(Data records for software interfaces)
====
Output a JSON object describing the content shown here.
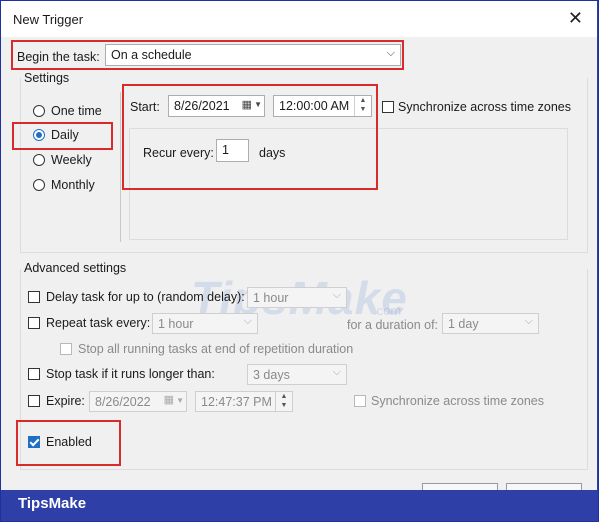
{
  "window": {
    "title": "New Trigger"
  },
  "begin": {
    "label": "Begin the task:",
    "value": "On a schedule"
  },
  "settings": {
    "label": "Settings",
    "radios": [
      {
        "label": "One time",
        "selected": false
      },
      {
        "label": "Daily",
        "selected": true
      },
      {
        "label": "Weekly",
        "selected": false
      },
      {
        "label": "Monthly",
        "selected": false
      }
    ],
    "start_label": "Start:",
    "start_date": "8/26/2021",
    "start_time": "12:00:00 AM",
    "sync_label": "Synchronize across time zones",
    "recur_label": "Recur every:",
    "recur_value": "1",
    "recur_unit": "days"
  },
  "advanced": {
    "label": "Advanced settings",
    "delay_label": "Delay task for up to (random delay):",
    "delay_value": "1 hour",
    "repeat_label": "Repeat task every:",
    "repeat_value": "1 hour",
    "duration_label": "for a duration of:",
    "duration_value": "1 day",
    "stop_running_label": "Stop all running tasks at end of repetition duration",
    "stop_longer_label": "Stop task if it runs longer than:",
    "stop_longer_value": "3 days",
    "expire_label": "Expire:",
    "expire_date": "8/26/2022",
    "expire_time": "12:47:37 PM",
    "expire_sync_label": "Synchronize across time zones",
    "enabled_label": "Enabled"
  },
  "watermark": {
    "main": "TipsMake",
    "suffix": ".com"
  },
  "footer": {
    "brand": "TipsMake"
  }
}
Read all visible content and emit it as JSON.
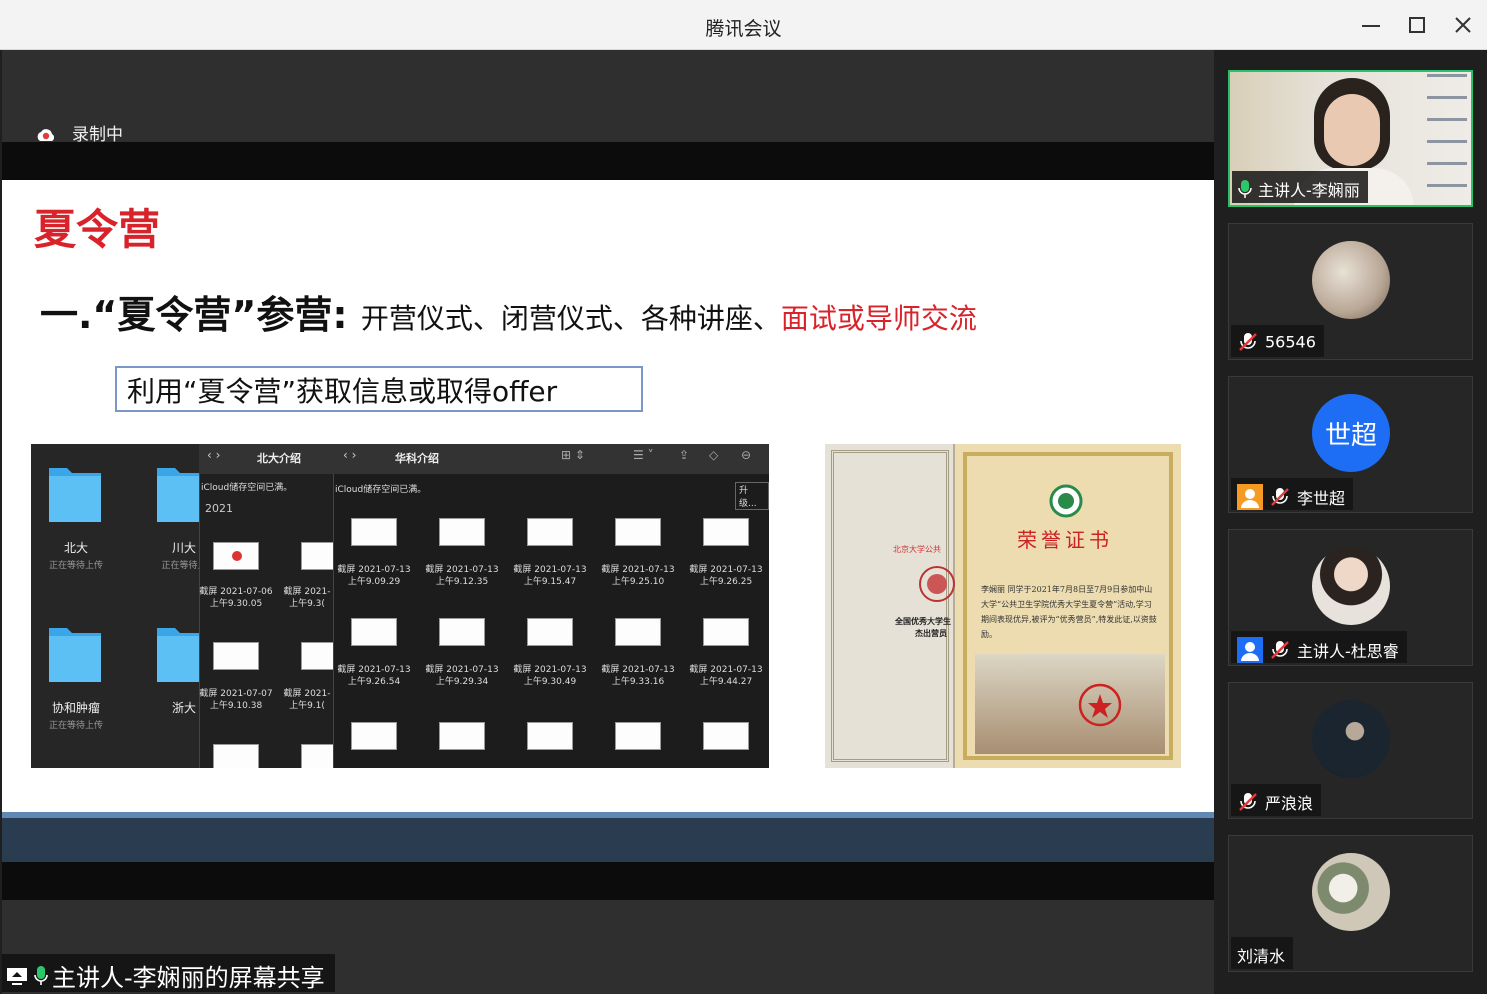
{
  "window": {
    "title": "腾讯会议"
  },
  "recording": {
    "label": "录制中"
  },
  "slide": {
    "heading": "夏令营",
    "line1_prefix": "一.“夏令营”参营:",
    "line1_items": "开营仪式、闭营仪式、各种讲座、",
    "line1_highlight": "面试或导师交流",
    "boxed_text": "利用“夏令营”获取信息或取得offer",
    "finder": {
      "left_tab": "北大介绍",
      "right_tab": "华科介绍",
      "icloud_left": "iCloud储存空间已满。",
      "icloud_right": "iCloud储存空间已满。",
      "upgrade": "升级...",
      "year": "2021",
      "folders": [
        {
          "name": "北大",
          "status": "正在等待上传"
        },
        {
          "name": "川大",
          "status": "正在等待上"
        },
        {
          "name": "协和肿瘤",
          "status": "正在等待上传"
        },
        {
          "name": "浙大",
          "status": ""
        }
      ],
      "mid_captions": [
        {
          "l1": "截屏 2021-07-06",
          "l2": "上午9.30.05"
        },
        {
          "l1": "截屏 2021-",
          "l2": "上午9.3("
        },
        {
          "l1": "截屏 2021-07-07",
          "l2": "上午9.10.38"
        },
        {
          "l1": "截屏 2021-",
          "l2": "上午9.1("
        }
      ],
      "right_captions": [
        {
          "l1": "截屏 2021-07-13",
          "l2": "上午9.09.29"
        },
        {
          "l1": "截屏 2021-07-13",
          "l2": "上午9.12.35"
        },
        {
          "l1": "截屏 2021-07-13",
          "l2": "上午9.15.47"
        },
        {
          "l1": "截屏 2021-07-13",
          "l2": "上午9.25.10"
        },
        {
          "l1": "截屏 2021-07-13",
          "l2": "上午9.26.25"
        },
        {
          "l1": "截屏 2021-07-13",
          "l2": "上午9.26.54"
        },
        {
          "l1": "截屏 2021-07-13",
          "l2": "上午9.29.34"
        },
        {
          "l1": "截屏 2021-07-13",
          "l2": "上午9.30.49"
        },
        {
          "l1": "截屏 2021-07-13",
          "l2": "上午9.33.16"
        },
        {
          "l1": "截屏 2021-07-13",
          "l2": "上午9.44.27"
        }
      ]
    },
    "certificate": {
      "title": "荣誉证书",
      "left_org": "北京大学公共",
      "left_award": "全国优秀大学生",
      "left_award2": "杰出营员",
      "body": "李娴丽 同学于2021年7月8日至7月9日参加中山大学“公共卫生学院优秀大学生夏令营”活动,学习期间表现优异,被评为“优秀营员”,特发此证,以资鼓励。"
    }
  },
  "share": {
    "label": "主讲人-李娴丽的屏幕共享"
  },
  "participants": [
    {
      "name": "主讲人-李娴丽",
      "mic": "on",
      "active": true
    },
    {
      "name": "56546",
      "mic": "muted"
    },
    {
      "name": "李世超",
      "mic": "muted",
      "avatar_text": "世超"
    },
    {
      "name": "主讲人-杜思睿",
      "mic": "muted"
    },
    {
      "name": "严浪浪",
      "mic": "muted"
    },
    {
      "name": "刘清水",
      "mic": "none"
    }
  ],
  "colors": {
    "accent_red": "#d9232b",
    "active_green": "#27c26a",
    "avatar_blue": "#1d6ef5"
  }
}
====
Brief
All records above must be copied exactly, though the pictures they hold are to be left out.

Solution to the exercise
Output a JSON object describing the content shown here.
{
  "window": {
    "title": "New Trigger"
  },
  "begin": {
    "label": "Begin the task:",
    "value": "On a schedule"
  },
  "settings": {
    "label": "Settings",
    "radios": [
      {
        "label": "One time",
        "selected": false
      },
      {
        "label": "Daily",
        "selected": true
      },
      {
        "label": "Weekly",
        "selected": false
      },
      {
        "label": "Monthly",
        "selected": false
      }
    ],
    "start_label": "Start:",
    "start_date": "8/26/2021",
    "start_time": "12:00:00 AM",
    "sync_label": "Synchronize across time zones",
    "recur_label": "Recur every:",
    "recur_value": "1",
    "recur_unit": "days"
  },
  "advanced": {
    "label": "Advanced settings",
    "delay_label": "Delay task for up to (random delay):",
    "delay_value": "1 hour",
    "repeat_label": "Repeat task every:",
    "repeat_value": "1 hour",
    "duration_label": "for a duration of:",
    "duration_value": "1 day",
    "stop_running_label": "Stop all running tasks at end of repetition duration",
    "stop_longer_label": "Stop task if it runs longer than:",
    "stop_longer_value": "3 days",
    "expire_label": "Expire:",
    "expire_date": "8/26/2022",
    "expire_time": "12:47:37 PM",
    "expire_sync_label": "Synchronize across time zones",
    "enabled_label": "Enabled"
  },
  "watermark": {
    "main": "TipsMake",
    "suffix": ".com"
  },
  "footer": {
    "brand": "TipsMake"
  }
}
Read all visible content and emit it as JSON.
{
  "window": {
    "title": "腾讯会议"
  },
  "recording": {
    "label": "录制中"
  },
  "slide": {
    "heading": "夏令营",
    "line1_prefix": "一.“夏令营”参营:",
    "line1_items": "开营仪式、闭营仪式、各种讲座、",
    "line1_highlight": "面试或导师交流",
    "boxed_text": "利用“夏令营”获取信息或取得offer",
    "finder": {
      "left_tab": "北大介绍",
      "right_tab": "华科介绍",
      "icloud_left": "iCloud储存空间已满。",
      "icloud_right": "iCloud储存空间已满。",
      "upgrade": "升级...",
      "year": "2021",
      "folders": [
        {
          "name": "北大",
          "status": "正在等待上传"
        },
        {
          "name": "川大",
          "status": "正在等待上"
        },
        {
          "name": "协和肿瘤",
          "status": "正在等待上传"
        },
        {
          "name": "浙大",
          "status": ""
        }
      ],
      "mid_captions": [
        {
          "l1": "截屏 2021-07-06",
          "l2": "上午9.30.05"
        },
        {
          "l1": "截屏 2021-",
          "l2": "上午9.3("
        },
        {
          "l1": "截屏 2021-07-07",
          "l2": "上午9.10.38"
        },
        {
          "l1": "截屏 2021-",
          "l2": "上午9.1("
        }
      ],
      "right_captions": [
        {
          "l1": "截屏 2021-07-13",
          "l2": "上午9.09.29"
        },
        {
          "l1": "截屏 2021-07-13",
          "l2": "上午9.12.35"
        },
        {
          "l1": "截屏 2021-07-13",
          "l2": "上午9.15.47"
        },
        {
          "l1": "截屏 2021-07-13",
          "l2": "上午9.25.10"
        },
        {
          "l1": "截屏 2021-07-13",
          "l2": "上午9.26.25"
        },
        {
          "l1": "截屏 2021-07-13",
          "l2": "上午9.26.54"
        },
        {
          "l1": "截屏 2021-07-13",
          "l2": "上午9.29.34"
        },
        {
          "l1": "截屏 2021-07-13",
          "l2": "上午9.30.49"
        },
        {
          "l1": "截屏 2021-07-13",
          "l2": "上午9.33.16"
        },
        {
          "l1": "截屏 2021-07-13",
          "l2": "上午9.44.27"
        }
      ]
    },
    "certificate": {
      "title": "荣誉证书",
      "left_org": "北京大学公共",
      "left_award": "全国优秀大学生",
      "left_award2": "杰出营员",
      "body": "李娴丽 同学于2021年7月8日至7月9日参加中山大学“公共卫生学院优秀大学生夏令营”活动,学习期间表现优异,被评为“优秀营员”,特发此证,以资鼓励。"
    }
  },
  "share": {
    "label": "主讲人-李娴丽的屏幕共享"
  },
  "participants": [
    {
      "name": "主讲人-李娴丽",
      "mic": "on",
      "active": true
    },
    {
      "name": "56546",
      "mic": "muted"
    },
    {
      "name": "李世超",
      "mic": "muted",
      "avatar_text": "世超"
    },
    {
      "name": "主讲人-杜思睿",
      "mic": "muted"
    },
    {
      "name": "严浪浪",
      "mic": "muted"
    },
    {
      "name": "刘清水",
      "mic": "none"
    }
  ],
  "colors": {
    "accent_red": "#d9232b",
    "active_green": "#27c26a",
    "avatar_blue": "#1d6ef5"
  }
}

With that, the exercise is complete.